Parmenter applies sophisticated modern concepts about geography, space, and organization and the implications of these to the Iroquois nation occupying most of the area to the south and east of today’s Lake Ontario. The Iroquois Native Americans are also known as the Iroquois League or the Five Nations for the five tribes of the Mohawks, Oneidas, Onondagas, Cayugas, and Senecas comprising the Iroquois group. They were also united by the same Native American language, though this language is found also outside of the Iroquois.
The Iroquois have attracted previous scholarly attention for their form of government–which has been seen as democratic, and possibly a model for aspects of early American democracy–and for the location, numbers, and alliances which had a role in conflict between France and Britain and its American colonies for control of this Lake Ontario region important for transportation, commerce, and settlement farther west.
The century and a half covered is the period of early French and English exploration and settlement. This is an especially fruitful period for study. The European presence was not strong or numerous enough to break up the Iroquois system; though toward the end the European presence did start to bring changes.

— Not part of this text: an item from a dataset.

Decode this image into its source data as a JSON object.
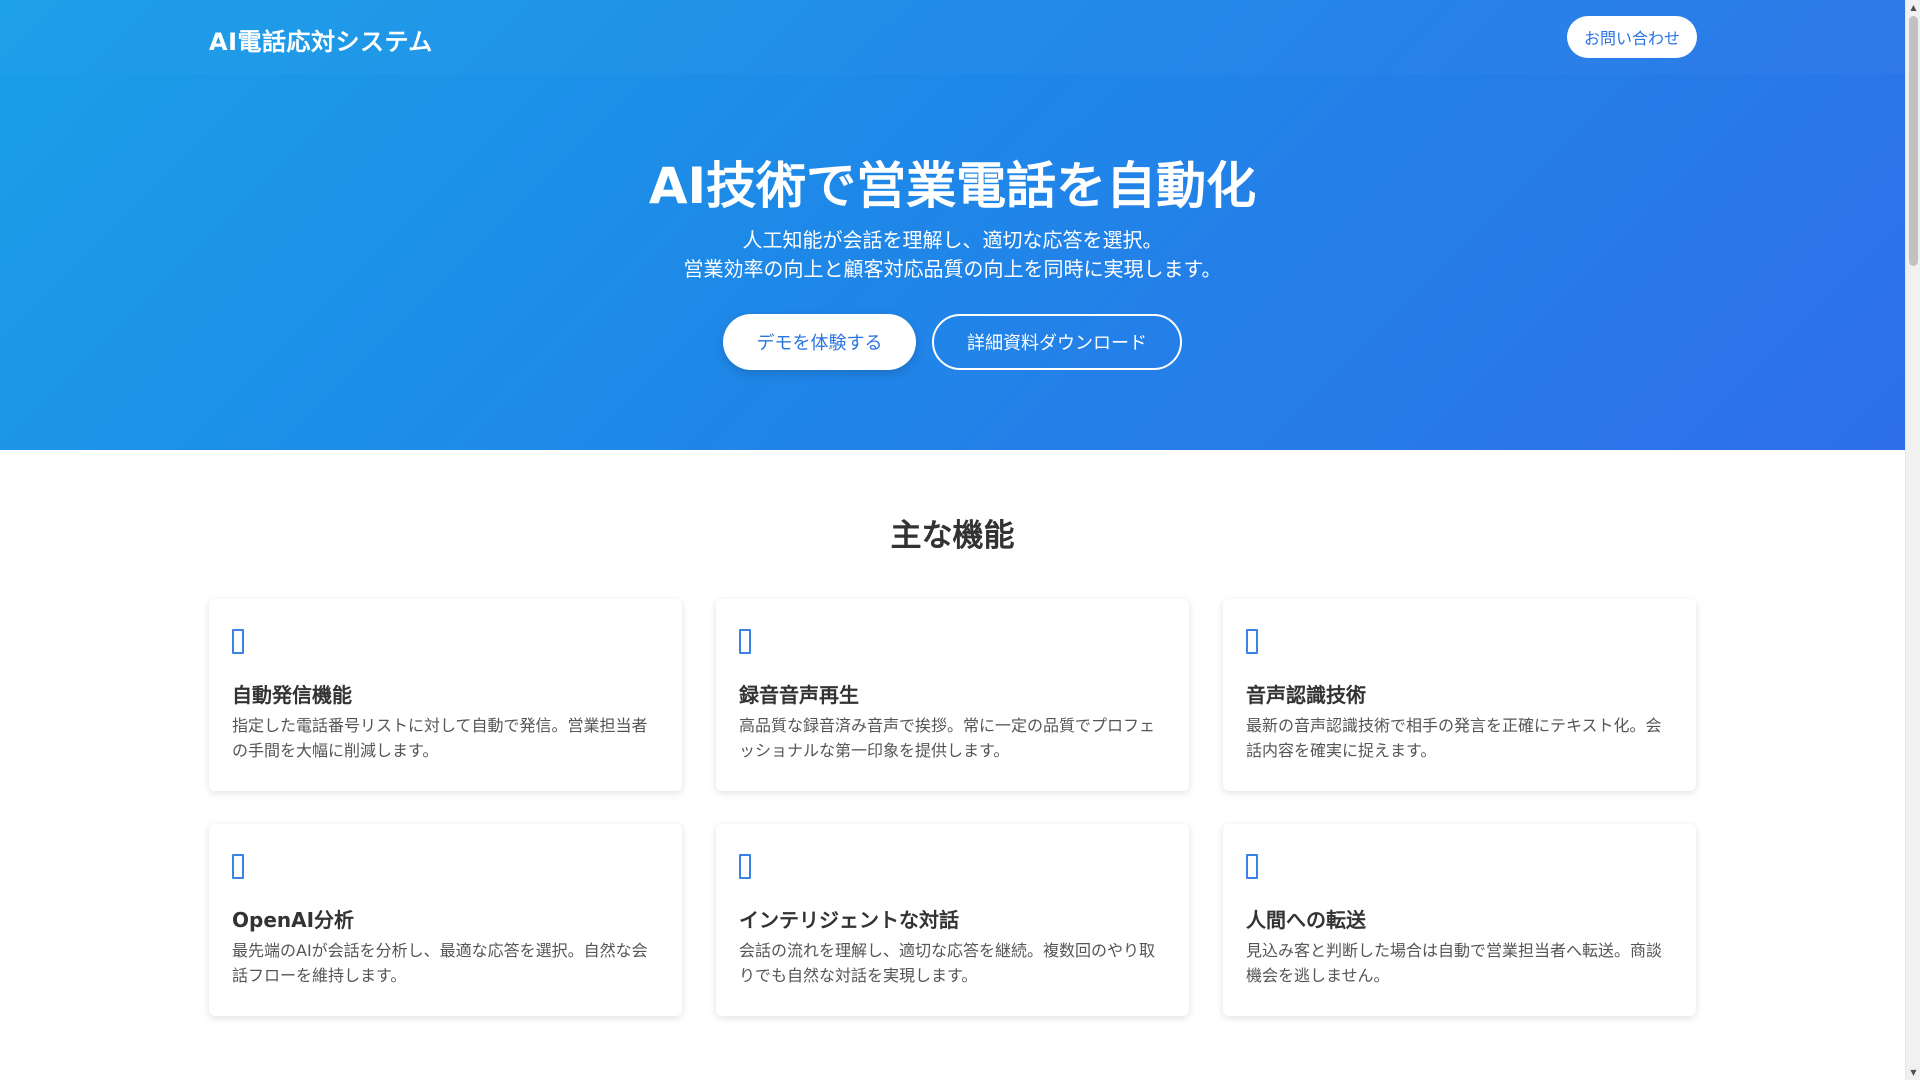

For the most part in this period, accounts by European explorers, traders, and settlers in conjunction with official documents of interactions and archaeological findings of later centuries make for a particularly detailed, accurate, and informative study.
The first Europeans encountered an Iroquois social system “possessed [of] centuries of experience with building reciprocal relations between people and communities that extended over spatial distances and that were sustained by frequent human movements for political, ceremonial, and economic purposes.” This work “explains how Iroquois people translated spatial concepts embedded in their traditional philosophy into actions that engaged new challenges and opportunities brought about by early European intrusions on the borders of their homelands” while keeping their core values and cultural cohesion until finally overwhelmed by European development.